== EXERCISE GOAL ==
Give the records again. Keep them exact and leave out the images.

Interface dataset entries
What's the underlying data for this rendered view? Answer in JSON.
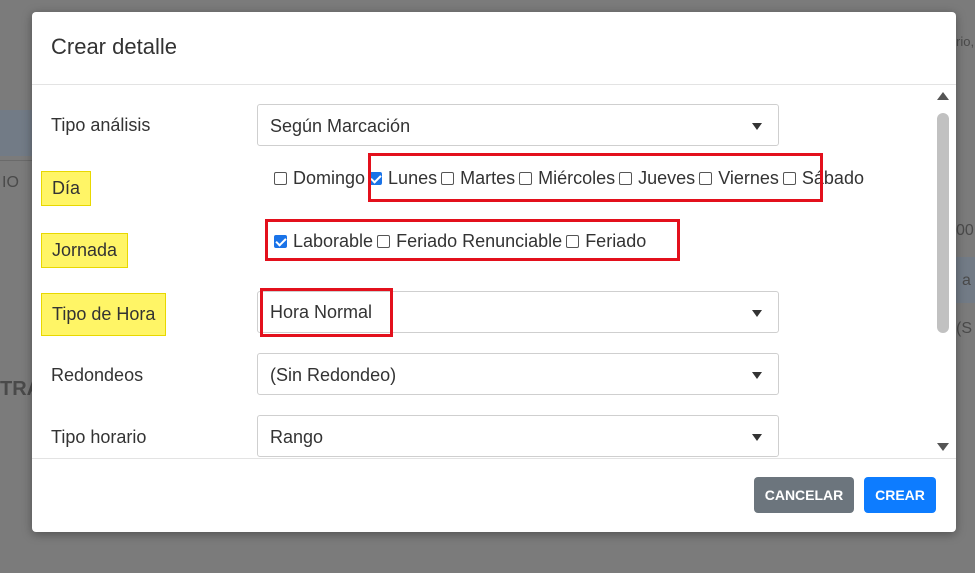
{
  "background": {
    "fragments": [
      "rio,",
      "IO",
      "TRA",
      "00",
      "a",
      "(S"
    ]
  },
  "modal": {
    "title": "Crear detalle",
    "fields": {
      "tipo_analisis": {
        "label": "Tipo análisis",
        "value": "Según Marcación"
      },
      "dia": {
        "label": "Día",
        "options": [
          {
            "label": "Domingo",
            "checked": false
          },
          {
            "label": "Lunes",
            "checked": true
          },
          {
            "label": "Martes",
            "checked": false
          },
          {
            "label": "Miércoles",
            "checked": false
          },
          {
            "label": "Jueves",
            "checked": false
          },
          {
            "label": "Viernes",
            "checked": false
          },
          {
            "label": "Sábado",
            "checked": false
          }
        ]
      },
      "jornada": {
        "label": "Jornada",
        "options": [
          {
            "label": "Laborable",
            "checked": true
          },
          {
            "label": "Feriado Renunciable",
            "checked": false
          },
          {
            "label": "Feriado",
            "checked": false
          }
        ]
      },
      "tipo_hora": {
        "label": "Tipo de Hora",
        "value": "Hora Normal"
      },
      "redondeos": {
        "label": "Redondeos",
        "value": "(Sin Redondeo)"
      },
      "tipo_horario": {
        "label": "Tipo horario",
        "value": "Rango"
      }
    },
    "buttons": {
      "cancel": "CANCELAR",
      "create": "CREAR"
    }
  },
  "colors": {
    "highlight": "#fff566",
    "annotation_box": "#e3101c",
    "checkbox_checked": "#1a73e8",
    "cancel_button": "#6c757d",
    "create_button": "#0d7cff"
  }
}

== TASK SOLUTION ==
What's the underlying data for this rendered view? Answer in JSON.
{
  "background": {
    "fragments": [
      "rio,",
      "IO",
      "TRA",
      "00",
      "a",
      "(S"
    ]
  },
  "modal": {
    "title": "Crear detalle",
    "fields": {
      "tipo_analisis": {
        "label": "Tipo análisis",
        "value": "Según Marcación"
      },
      "dia": {
        "label": "Día",
        "options": [
          {
            "label": "Domingo",
            "checked": false
          },
          {
            "label": "Lunes",
            "checked": true
          },
          {
            "label": "Martes",
            "checked": false
          },
          {
            "label": "Miércoles",
            "checked": false
          },
          {
            "label": "Jueves",
            "checked": false
          },
          {
            "label": "Viernes",
            "checked": false
          },
          {
            "label": "Sábado",
            "checked": false
          }
        ]
      },
      "jornada": {
        "label": "Jornada",
        "options": [
          {
            "label": "Laborable",
            "checked": true
          },
          {
            "label": "Feriado Renunciable",
            "checked": false
          },
          {
            "label": "Feriado",
            "checked": false
          }
        ]
      },
      "tipo_hora": {
        "label": "Tipo de Hora",
        "value": "Hora Normal"
      },
      "redondeos": {
        "label": "Redondeos",
        "value": "(Sin Redondeo)"
      },
      "tipo_horario": {
        "label": "Tipo horario",
        "value": "Rango"
      }
    },
    "buttons": {
      "cancel": "CANCELAR",
      "create": "CREAR"
    }
  },
  "colors": {
    "highlight": "#fff566",
    "annotation_box": "#e3101c",
    "checkbox_checked": "#1a73e8",
    "cancel_button": "#6c757d",
    "create_button": "#0d7cff"
  }
}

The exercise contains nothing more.